And then there’s Phil Skoglund the transport company manager born in Palmerston North in 1937, who when it came to lawn bowls, has been there, done that. Youngest ever National Champion at the age of 20. New Zealand representative in 5 World Championships (1966,1972, 1980, 1984, and 1988) winning a gold, two silvers and three bronzes. New Zealand representative in 5 Commonwealth Games (1970, 1974, 1978, 1982 and 1990) winning a silver and two bronzes. National Singles Champion in 1958, 1966, 1970, 1971 and 1972. Queen’s Birthday Honours recipient in 1988 (OBE). New Zealand Sports Hall of Fame inductee in 1990. Inaugural inductee in the Bowls New Zealand Hall of Fame in 2013. And more …

And then there’s Phil Skoglund the Detective Senior Sergeant born in Wellington in 1963, who has spent 32 years catching baddies, as well as making a nuisance of himself on the bowling green. New Zealand representative in the World Championships in 1992. Commonwealth Games representative in 1994. National Pairs Champion in 1999. Bridesmaid in the National Singles, Pairs and Fours. And this year in 2019, recently appointed the Convenor of National Selectors along with Peter Belliss and Marlene Castle.

Funnily enough, they’re all related. Phil Skoglund is Phil Skoglund’s dad and Phil Skoglund’s granddad. And the Skoglunds, of the Phil type as well as other versions like Pete and Raymond, have made Palmerston North (and in particular the Northern Bowling Club) a legendary centre of bowls.

But with his appointment as Convenor of National Selectors, it is ‘young’ Phil (he’s only 55!) who has grabbed the bowling world’s attention. And it is young Phil who oversaw the recent selection of the New Zealand Development Squad to much favourable comment … a squad that has seen the likes of the precisionist Gary Lawson and the free-spirited Selina Goddard back in the fold.

“Our job is to pick the best team to represent New Zealand,” observes Skoglund, “We have fabulous bowlers in this country, and we’re looking for those who we believe can lift the team to compete against very tough international pressure.”
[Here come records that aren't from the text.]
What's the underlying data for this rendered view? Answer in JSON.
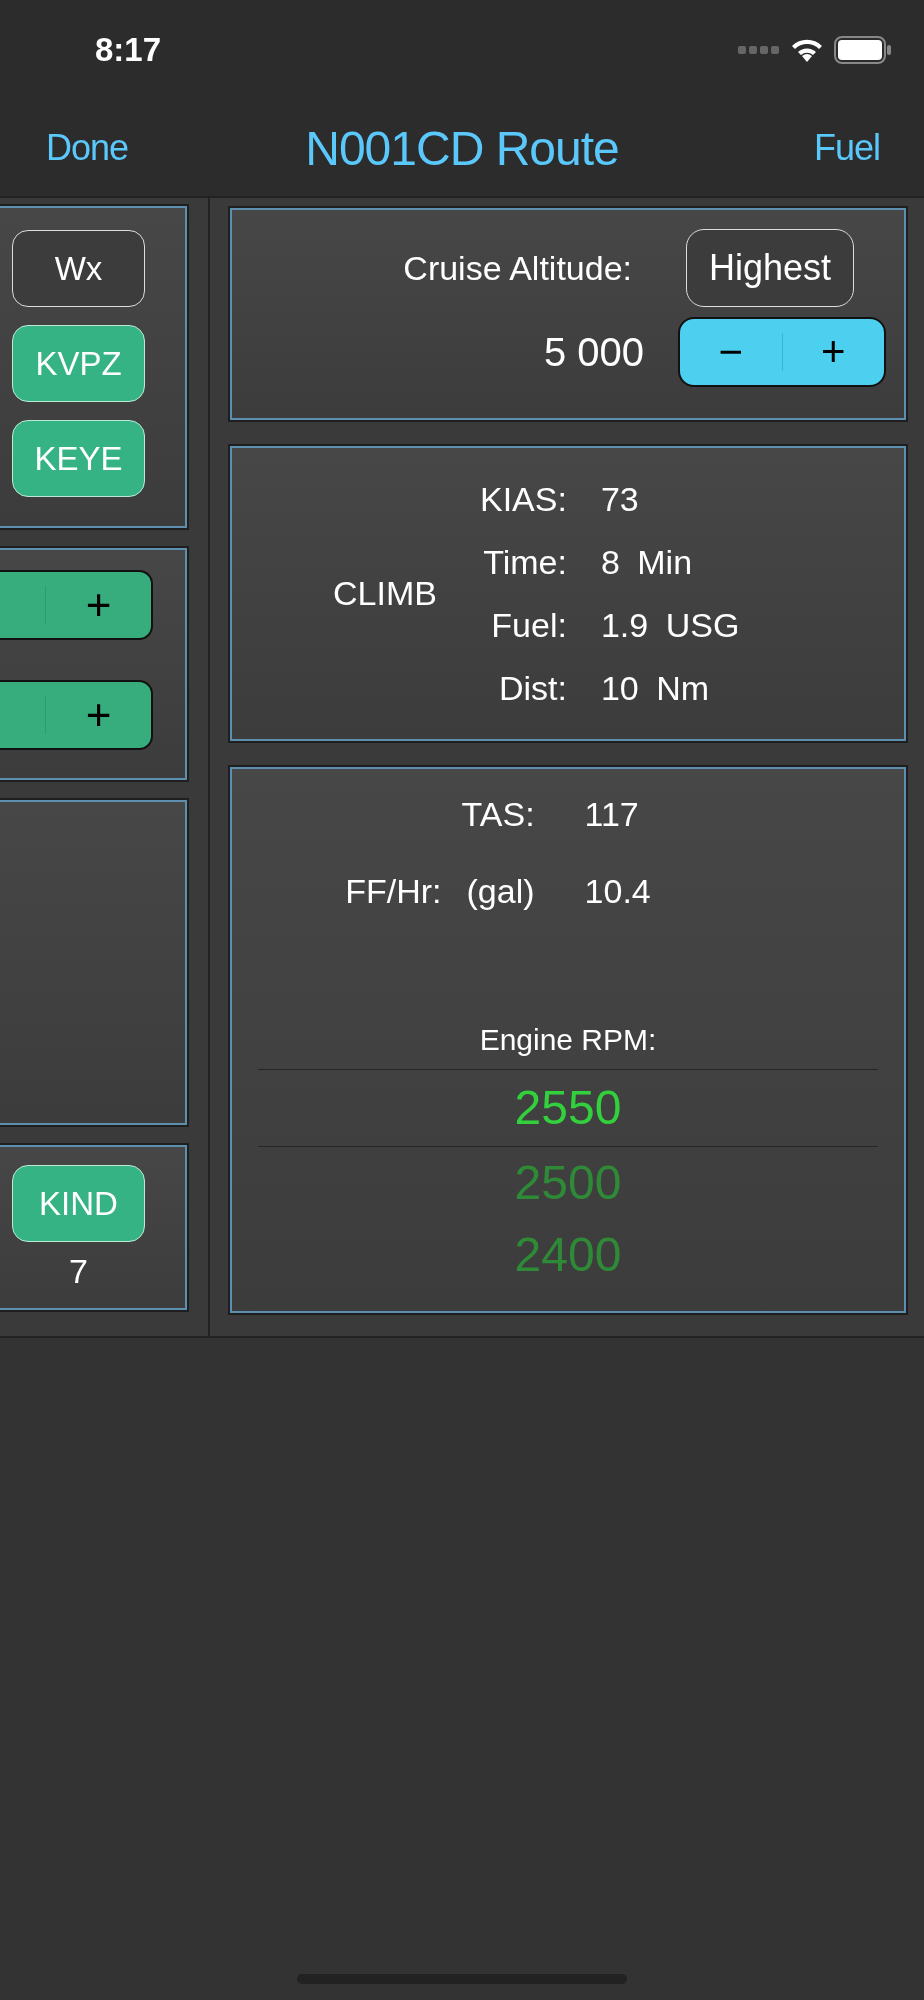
{
  "status_bar": {
    "time": "8:17"
  },
  "nav": {
    "left": "Done",
    "title": "N001CD Route",
    "right": "Fuel"
  },
  "left_column": {
    "airport_buttons": [
      {
        "label": "Wx",
        "kind": "outline"
      },
      {
        "label": "KVPZ",
        "kind": "filled"
      },
      {
        "label": "KEYE",
        "kind": "filled"
      }
    ],
    "steppers": [
      {
        "plus": "+"
      },
      {
        "plus": "+"
      }
    ],
    "destination": {
      "button": "KIND",
      "value": "7"
    }
  },
  "cruise_altitude": {
    "label": "Cruise Altitude:",
    "button": "Highest",
    "value": "5 000",
    "minus": "−",
    "plus": "+"
  },
  "climb": {
    "title": "CLIMB",
    "rows": [
      {
        "label": "KIAS:",
        "value": "73"
      },
      {
        "label": "Time:",
        "value": "8 Min"
      },
      {
        "label": "Fuel:",
        "value": "1.9 USG"
      },
      {
        "label": "Dist:",
        "value": "10 Nm"
      }
    ]
  },
  "cruise": {
    "rows": [
      {
        "label": "TAS:",
        "value": "117"
      },
      {
        "label": "FF/Hr:",
        "unit": "(gal)",
        "value": "10.4"
      }
    ],
    "rpm_label": "Engine RPM:",
    "rpm_options": [
      {
        "label": "2550",
        "selected": true
      },
      {
        "label": "2500",
        "selected": false
      },
      {
        "label": "2400",
        "selected": false
      }
    ]
  }
}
Skoglund has a bit of an insight into what that means. “Dad was a very talented bowler,” says young Phil, “but I’ve always had to work at it. I had a little bit of talent and a little bit of luck, but some success mainly came because I sacrificed non-bowling life for time spent practicing on the green.”

That became more difficult as Skoglund rose in the ranks of the CIB … criminals have no respect for time off for bowls. And these days, he has had to accept that time poverty means that he can no longer play enough bowls to be better than a bowls journeyman. But a hellova journeyman!
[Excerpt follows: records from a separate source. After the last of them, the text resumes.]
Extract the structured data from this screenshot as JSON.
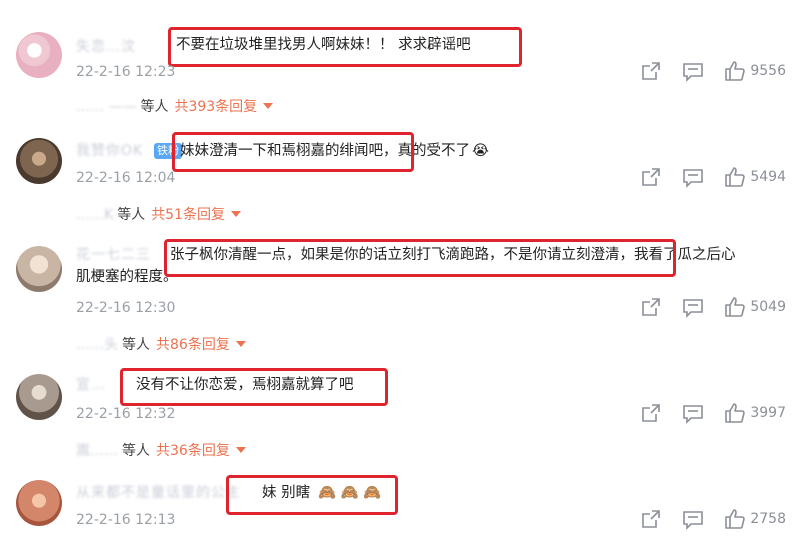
{
  "comments": [
    {
      "name": "失恋…汶",
      "text": "不要在垃圾堆里找男人啊妹妹！！ 求求辟谣吧",
      "time": "22-2-16 12:23",
      "likes": "9556",
      "replies_user": "…… ——",
      "replies_deng": "等人",
      "replies_count": "共393条回复",
      "avatar_color": "#f3dde3"
    },
    {
      "name": "我赞你OK",
      "badge": "铁粉",
      "text": "妹妹澄清一下和焉栩嘉的绯闻吧，真的受不了",
      "emoji": "😭",
      "time": "22-2-16 12:04",
      "likes": "5494",
      "replies_user": "……K",
      "replies_deng": "等人",
      "replies_count": "共51条回复",
      "avatar_color": "#8a7560"
    },
    {
      "name": "花一七二三",
      "text": "张子枫你清醒一点，如果是你的话立刻打飞滴跑路，不是你请立刻澄清，我看了瓜之后心",
      "text_line2": "肌梗塞的程度。",
      "time": "22-2-16 12:30",
      "likes": "5049",
      "replies_user": "……头",
      "replies_deng": "等人",
      "replies_count": "共86条回复",
      "avatar_color": "#c8b8a8"
    },
    {
      "name": "宣…",
      "text": "没有不让你恋爱，焉栩嘉就算了吧",
      "time": "22-2-16 12:32",
      "likes": "3997",
      "replies_user": "嵩……",
      "replies_deng": "等人",
      "replies_count": "共36条回复",
      "avatar_color": "#9b8f86"
    },
    {
      "name": "从来都不是童话里的公主",
      "text": "妹 别瞎",
      "emojis": "🙈 🙈 🙈",
      "time": "22-2-16 12:13",
      "likes": "2758",
      "avatar_color": "#d4866a"
    }
  ],
  "colors": {
    "highlight": "#e0242f",
    "reply_count": "#eb7350",
    "meta": "#9aa0a8"
  },
  "icons": [
    "share-icon",
    "comment-icon",
    "like-icon",
    "caret-down-icon"
  ]
}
Skoglund’s enthusiasm waned for bowls when his dad passed away in 2015. “But I started playing out of Eastbourne,” says Skoglund, “and it’s been a breath of fresh air, reinvigorating my own personal game. I’m having a lot of fun, without the stress of top level competition.”

And why not. Although Skoglund is only 55, he already has a life-time of competition bowls under his belt … following his dad around the tournaments with his granddad from when he was 8 years old … using his dad’s bowls while the latter popped into the club with his granddad for a beer …. Joining the Northern Club when he was just 13. Skoglund has been around bowls a long time.
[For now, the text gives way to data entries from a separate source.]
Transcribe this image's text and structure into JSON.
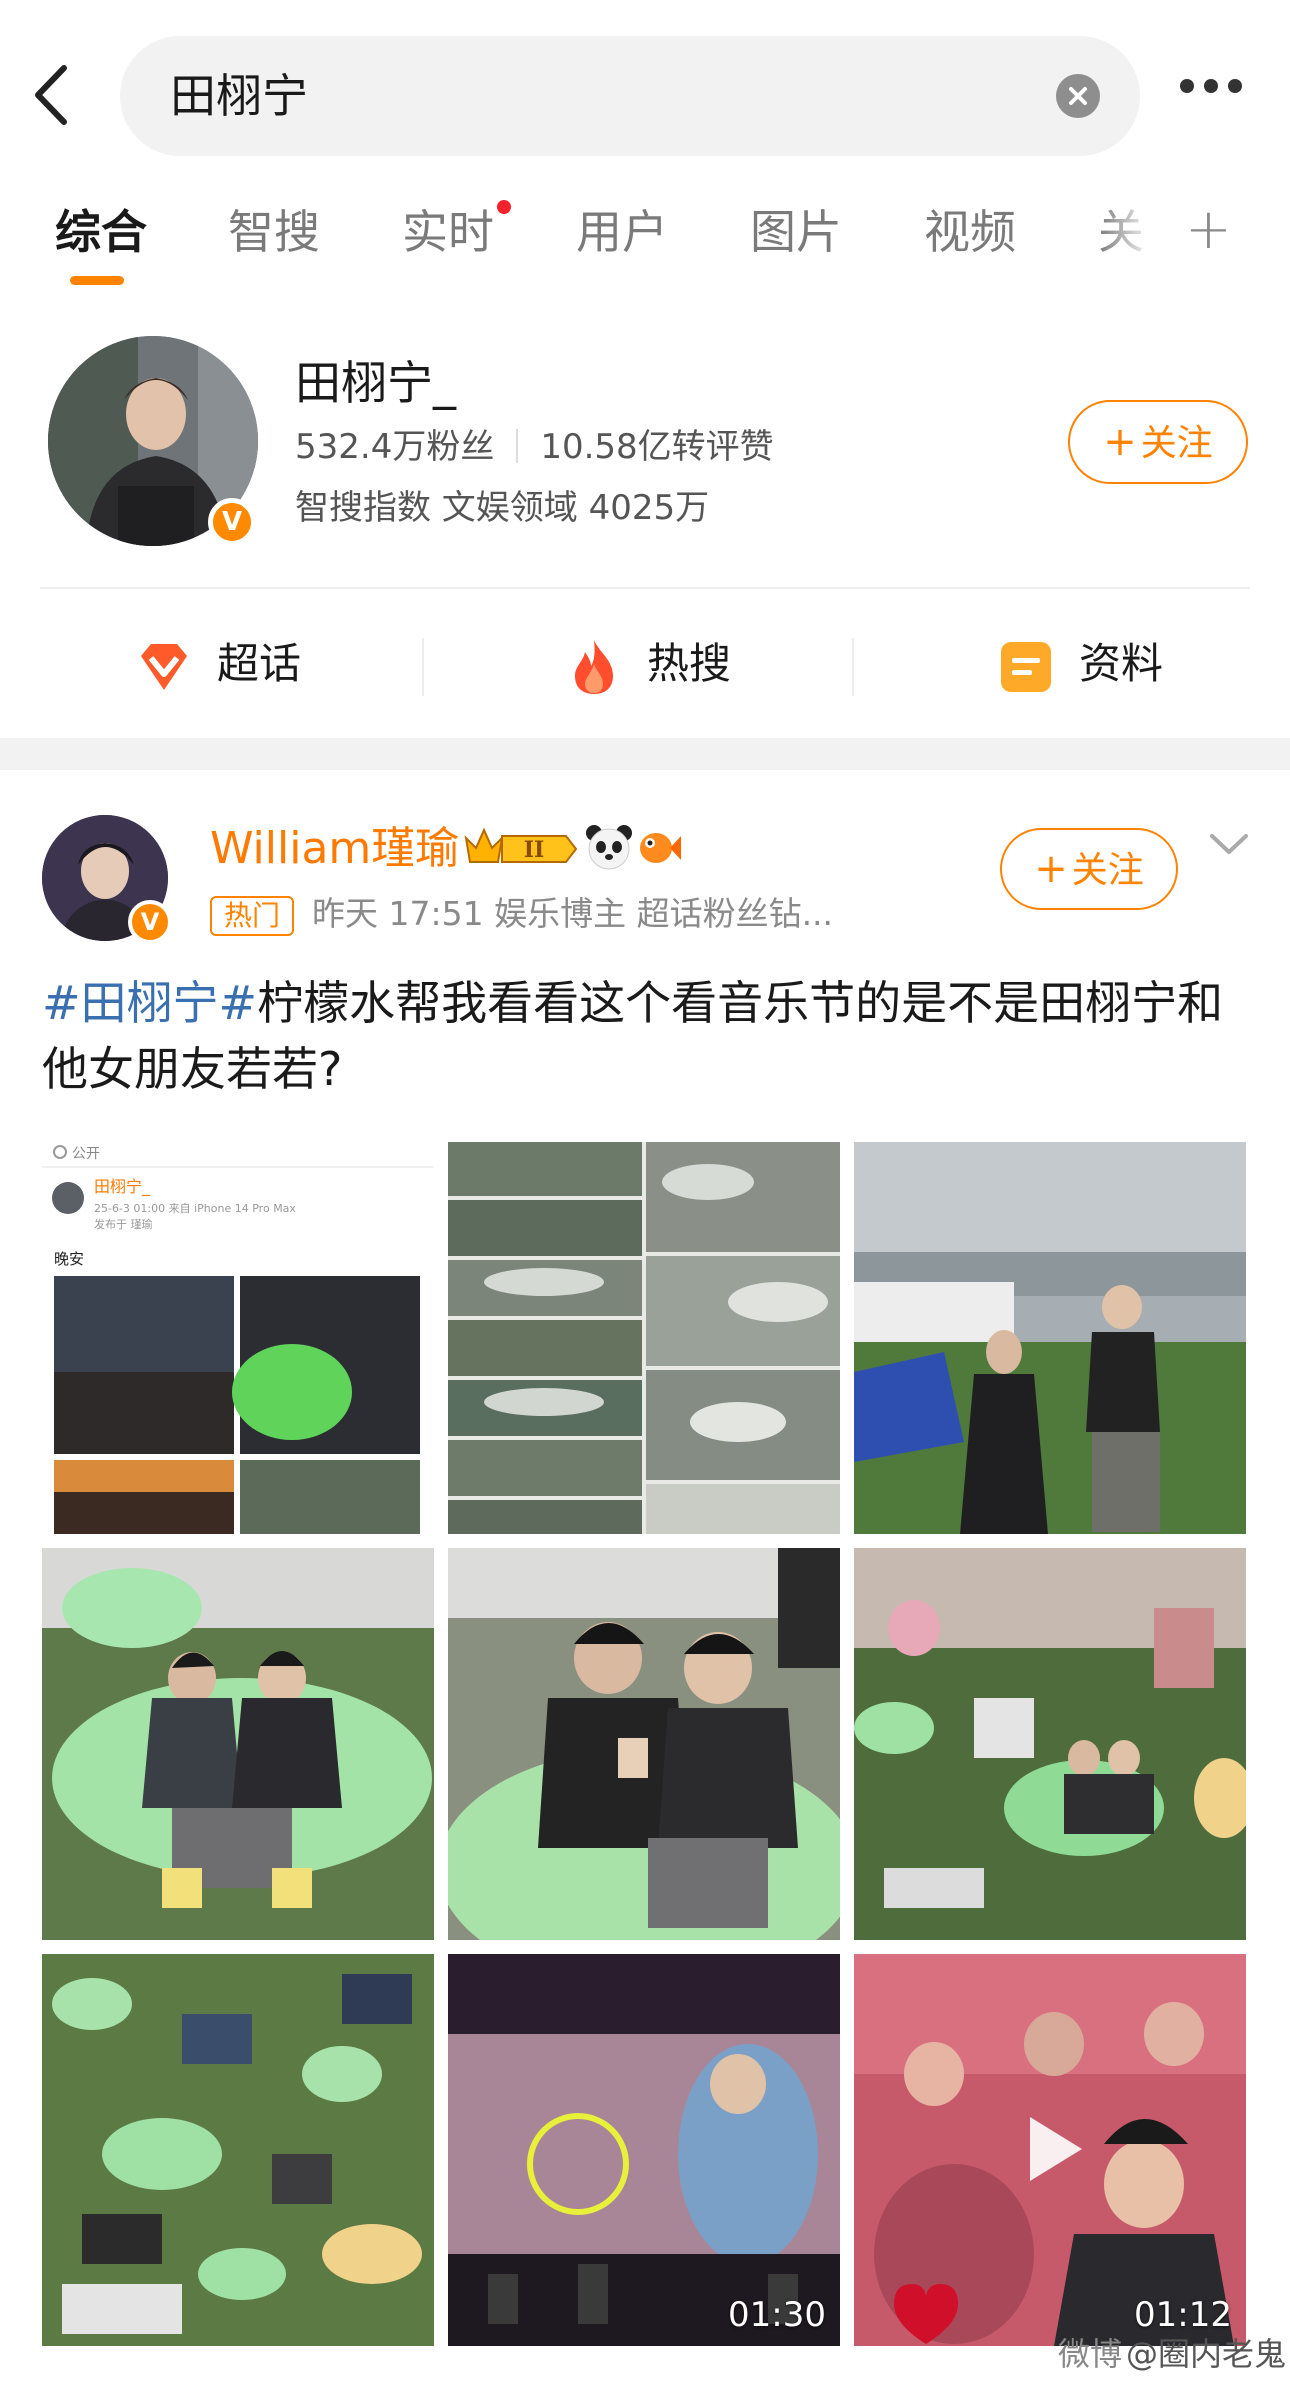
{
  "search": {
    "query": "田栩宁"
  },
  "tabs": [
    {
      "label": "综合",
      "active": true
    },
    {
      "label": "智搜"
    },
    {
      "label": "实时",
      "has_dot": true
    },
    {
      "label": "用户"
    },
    {
      "label": "图片"
    },
    {
      "label": "视频"
    },
    {
      "label": "关"
    }
  ],
  "tabs_plus": "+",
  "profile": {
    "name": "田栩宁_",
    "fans": "532.4万粉丝",
    "interactions": "10.58亿转评赞",
    "index": "智搜指数 文娱领域 4025万",
    "follow": {
      "plus": "+",
      "label": "关注"
    }
  },
  "quick_links": [
    {
      "label": "超话",
      "icon": "supertopic-icon"
    },
    {
      "label": "热搜",
      "icon": "flame-icon"
    },
    {
      "label": "资料",
      "icon": "profile-doc-icon"
    }
  ],
  "post": {
    "username": "William瑾瑜",
    "badge_text": "II",
    "hot_tag": "热门",
    "meta": "昨天 17:51  娱乐博主 超话粉丝钻...",
    "hashtag": "#田栩宁#",
    "text": "柠檬水帮我看看这个看音乐节的是不是田栩宁和他女朋友若若?",
    "follow": {
      "plus": "+",
      "label": "关注"
    },
    "images": [
      {
        "type": "screenshot"
      },
      {
        "type": "crowd-collage"
      },
      {
        "type": "couple-walking"
      },
      {
        "type": "couple-beanbag"
      },
      {
        "type": "couple-closeup"
      },
      {
        "type": "crowd-lawn"
      },
      {
        "type": "lawn-aerial"
      },
      {
        "type": "concert-video",
        "duration": "01:30"
      },
      {
        "type": "crowd-video",
        "duration": "01:12"
      }
    ],
    "screenshot": {
      "public_label": "公开",
      "name": "田栩宁_",
      "date": "25-6-3 01:00  来自 iPhone 14 Pro Max",
      "sub": "发布于 瑾瑜",
      "text": "晚安"
    }
  },
  "watermark": {
    "logo": "微博",
    "text": "@圈内老鬼"
  },
  "colors": {
    "accent": "#ff8200",
    "hashtag": "#3a6fb0",
    "username": "#ff7a00"
  }
}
The Skoglund family has been the fear of the bowls circuit. With his dad and his brother Raymond, they would front at invitational triples. There wouldn’t be many bowlers around the country who picked up a Skoglund scalp. But if they did, they’re probably still boasting about it now – and embellishing the story more and more!

Now there’s a new generation of Skoglunds. Not another Phil. But children Ryan, Hannah and Connor … as well as three grandkids under 5 on the Gold Coast. They’re not bowlers like their parents, grandparents, great grandparents and great great grandparents … but you never know.

One day there could be another one of those pesky Skoglund opponents introducing themselves to you at the Nationals. And you’ll be able to recount to your friends and family how you once played against a bowling dynasty.

  • Rob Davis